As many of you know, hurricane Florence is currently impacting the coast of North Carolina. Woodville was planning on reaching out to our community on the 17th of September for a free meal and a time of fellowship. Due to the storm likely coming through our area at that time we are postponing the meal until another time. Please stay safe during this event and pray for those impacted by the storm.
Another of my passions besides the word of God is the beautiful hymns that are sung each Sunday in Worship. Periodically I plan on examining some of the theology within these treasures. Many of us may not be able to quote scripture word for word, but after a chord or two we can bring out truths set to melody in the form of a God-inspired hymn.
Robert Robinson’s Come, Thou Fount of Every Blessing is a beautiful hymn to reflect upon.
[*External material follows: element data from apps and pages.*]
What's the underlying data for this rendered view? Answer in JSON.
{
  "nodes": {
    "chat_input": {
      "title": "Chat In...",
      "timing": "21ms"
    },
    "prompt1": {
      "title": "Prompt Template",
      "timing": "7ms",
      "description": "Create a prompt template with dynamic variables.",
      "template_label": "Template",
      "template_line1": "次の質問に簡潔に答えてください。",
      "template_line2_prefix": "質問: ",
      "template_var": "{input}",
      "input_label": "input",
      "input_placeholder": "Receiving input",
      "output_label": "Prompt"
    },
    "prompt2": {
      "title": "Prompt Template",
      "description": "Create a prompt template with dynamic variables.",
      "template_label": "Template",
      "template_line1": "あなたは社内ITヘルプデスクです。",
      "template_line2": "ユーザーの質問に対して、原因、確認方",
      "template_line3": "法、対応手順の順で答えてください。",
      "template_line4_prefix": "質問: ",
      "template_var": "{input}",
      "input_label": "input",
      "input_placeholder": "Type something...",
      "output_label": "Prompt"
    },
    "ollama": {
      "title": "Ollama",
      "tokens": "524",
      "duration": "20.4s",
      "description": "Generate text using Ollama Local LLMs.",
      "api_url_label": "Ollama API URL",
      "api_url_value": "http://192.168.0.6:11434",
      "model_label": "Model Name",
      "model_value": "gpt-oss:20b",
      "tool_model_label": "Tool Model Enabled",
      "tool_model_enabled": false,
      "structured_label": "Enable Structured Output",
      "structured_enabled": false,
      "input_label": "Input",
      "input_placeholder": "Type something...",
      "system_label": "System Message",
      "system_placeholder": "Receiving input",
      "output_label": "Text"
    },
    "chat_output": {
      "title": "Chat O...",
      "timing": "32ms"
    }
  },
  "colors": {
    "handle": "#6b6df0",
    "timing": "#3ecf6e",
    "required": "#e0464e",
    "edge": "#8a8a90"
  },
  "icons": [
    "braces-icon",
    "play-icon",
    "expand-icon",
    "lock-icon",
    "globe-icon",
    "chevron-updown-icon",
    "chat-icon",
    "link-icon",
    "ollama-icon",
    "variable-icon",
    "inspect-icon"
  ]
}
However for the uninformed the second verse brings confusion five words in. The Ebenezer mentioned here is not a reference to Mr. Scrooge, but to the Priest Samuel.
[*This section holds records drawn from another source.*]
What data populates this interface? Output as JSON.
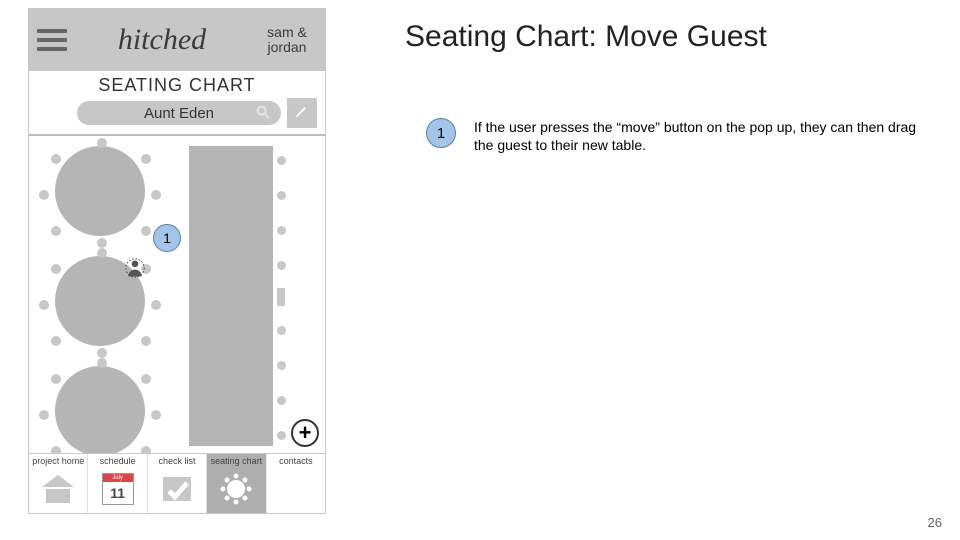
{
  "slide": {
    "title": "Seating Chart: Move Guest",
    "page_number": "26",
    "step_number": "1",
    "step_text": "If the user presses the “move” button on the pop up, they can then drag the guest to their new table."
  },
  "app": {
    "brand": "hitched",
    "couple_line1": "sam &",
    "couple_line2": "jordan",
    "page_label": "SEATING CHART",
    "search_value": "Aunt Eden",
    "add_label": "+",
    "callout_label": "1"
  },
  "nav": {
    "items": [
      {
        "label": "project home"
      },
      {
        "label": "schedule",
        "cal_month": "July",
        "cal_day": "11"
      },
      {
        "label": "check list"
      },
      {
        "label": "seating chart"
      },
      {
        "label": "contacts"
      }
    ]
  }
}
In 1 Samuel 7:7-12 we find the origin of Ebenezer. The children of Israel were in a tight spot. The Philistines stand before the army of Israel and great fear has fallen upon the camp. It was in this time of fear that the army knew who to turn to. The text tells us that they called on Samuel the priest with this petition: Cease not to cry unto the Lord our God for us, that he will save us out of the hand of the Philistines. The Israelites knew where their salvation would come from. Only God could rescue them. Samuel prayed, God provided the victory, and a memorial was placed in this place, now dubbed Ebenezer. The word means the stone of help. Samuel wanted the children of Israel to have a definitive place where they could look back and say that God really took care of me. In the hustle and bustle of everyday life, today’s miracles of God become tomorrow’s afterthought. Often we forget to give God the credit that is due for his work in our lives. For me I have many moments where I can say that God truly helped me. From the profoundness of the day of my salvation, to every Sunday when I step into the pulpit to preach the word of God. He is my help, my salvation. Do you have a moment in your life you can look back and say that it was only by the grace of God that I made it through? Do you have an Ebenezer? Once we focus in on the goodness of God in our lives can we sing proudly the second verse:
Here I raise my Ebenezer, Hither by thy help I’m come;
And I hope, by Thy good pleasure, Safely to arrive at home.